hurdle on the coleco rwanda would lead them to fight even if they lose damascus and as they put additional pressures on the unity of the syrian state and we certainly do not want to see the syrian state disintegrate. it goes back into this question of how to convince the community that it has a role in the future of syria like others in their doesn't have to be a genocide. i was struck by the editorial or an opinion piece in "the new york times" i think at the beginning of last week for the week before about the next genocide being against allowites, and that fear is present among the community members and so what you are talking about is just an extension of that and the way around it is the political solution the longer the violence goes on, the more extremist groups benefit and based on what we have seen of no sort of parent organization, al qaeda and iraqi will not be merciful at all so it is incumbent on us to bolster what in the political opposition which is what we are trying to do. >> thank you, ambassador woo-hoo when you say the regime is numbered is that proverbial or
weapon ban, so-called. every gun is an assault weapon. the machetes in uganda, or i'm sorry, rwanda, the worst genocide that we know of in human history. 800,000 or so, with a ma -- with machetes. of course we know during world war ii, the genocide wasn't just 800,000, it was millions. six million jews, killed by all kinds of means. so we need to be smart about the way we deal with this issue of mass murders and violence in our society. everything should be on the table. and as we continue to remember the loved ones of those who were victims of the tragedy at newtown, connecticut, things go on here in this town. this body, we've been alerted tomorrow, will vote on what's being called plan b. plan a was to try to reach an agreement with the president. but from my experience as an attorney, i've negotiated small deals, multimillion dollar deals, i have certified -- i was district judge, chief justice, certified mediator, i don't know if there's anybody else in the congressional body that's been through the training and process of becoming an international arbitrator. and a lot of expe
statistics, things like political improvements and freedoms, this is really essential. countries like rwanda have been ranked no. 1. if you look around the markets, you will see the authority. 90% of the world's population. they're going to see improvements in those lives. there will be issues, but the story is very strong and that is why we are seeing the story being very positive. >> tell us about the frontier markets because you cite the story of capital labor productivity. it will explode very dramatically? >> i think there is a clear delineation between the advanced emerging economies and the frontier economies, but our related or integrated it is to the developed market, how much exposure do they have? in terms of trade and foreign direct investment, it is heavily dependent on the united states and europe. africa has 1 billion people and is less than 2% of world trade or direct investment. the real engine of growth is not going to be trade, unfortunately. if you look at valuations of the bank's and trading in the local market, the story is credible and hits to the story rather than be

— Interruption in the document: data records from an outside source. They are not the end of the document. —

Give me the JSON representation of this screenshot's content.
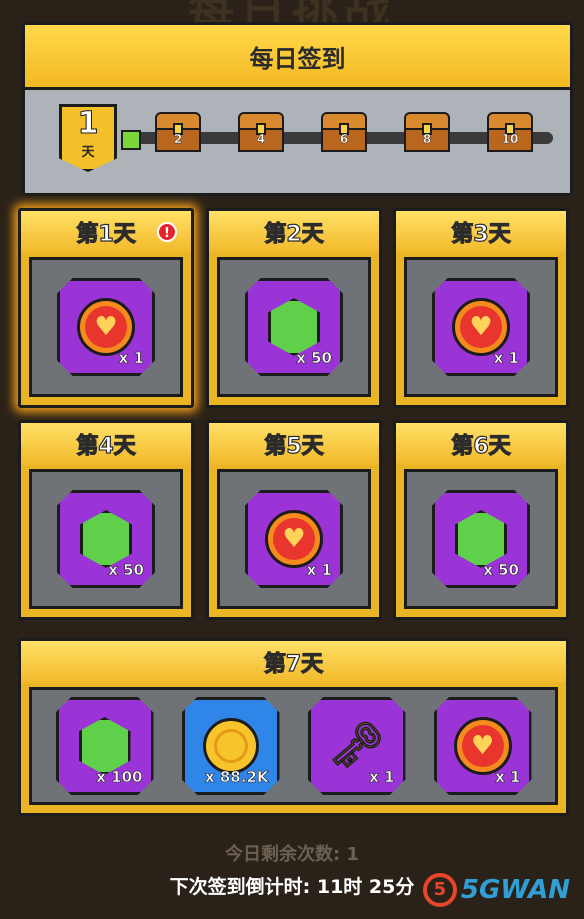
{
  "background_title": "每日挑战",
  "panel": {
    "title": "每日签到",
    "current_day": "1",
    "current_day_unit": "天",
    "milestones": [
      "2",
      "4",
      "6",
      "8",
      "10"
    ]
  },
  "days": [
    {
      "title": "第1天",
      "items": [
        {
          "type": "heart-coin",
          "qty": "x 1"
        }
      ],
      "alert": "!"
    },
    {
      "title": "第2天",
      "items": [
        {
          "type": "gem",
          "qty": "x 50"
        }
      ]
    },
    {
      "title": "第3天",
      "items": [
        {
          "type": "heart-coin",
          "qty": "x 1"
        }
      ]
    },
    {
      "title": "第4天",
      "items": [
        {
          "type": "gem",
          "qty": "x 50"
        }
      ]
    },
    {
      "title": "第5天",
      "items": [
        {
          "type": "heart-coin",
          "qty": "x 1"
        }
      ]
    },
    {
      "title": "第6天",
      "items": [
        {
          "type": "gem",
          "qty": "x 50"
        }
      ]
    },
    {
      "title": "第7天",
      "items": [
        {
          "type": "gem",
          "qty": "x 100"
        },
        {
          "type": "gold-coin",
          "qty": "x 88.2K"
        },
        {
          "type": "key",
          "qty": "x 1"
        },
        {
          "type": "heart-coin",
          "qty": "x 1"
        }
      ]
    }
  ],
  "footer": {
    "remaining": "今日剩余次数: 1",
    "countdown": "下次签到倒计时: 11时 25分"
  },
  "watermark": {
    "logo": "5",
    "text": "5GWAN"
  },
  "colors": {
    "accent": "#f4b923",
    "item_purple": "#9b34d6",
    "item_blue": "#2f86e8",
    "gem": "#5fd04a"
  }
}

Search Results 0 to 10 of about 11 (some duplicates have been removed)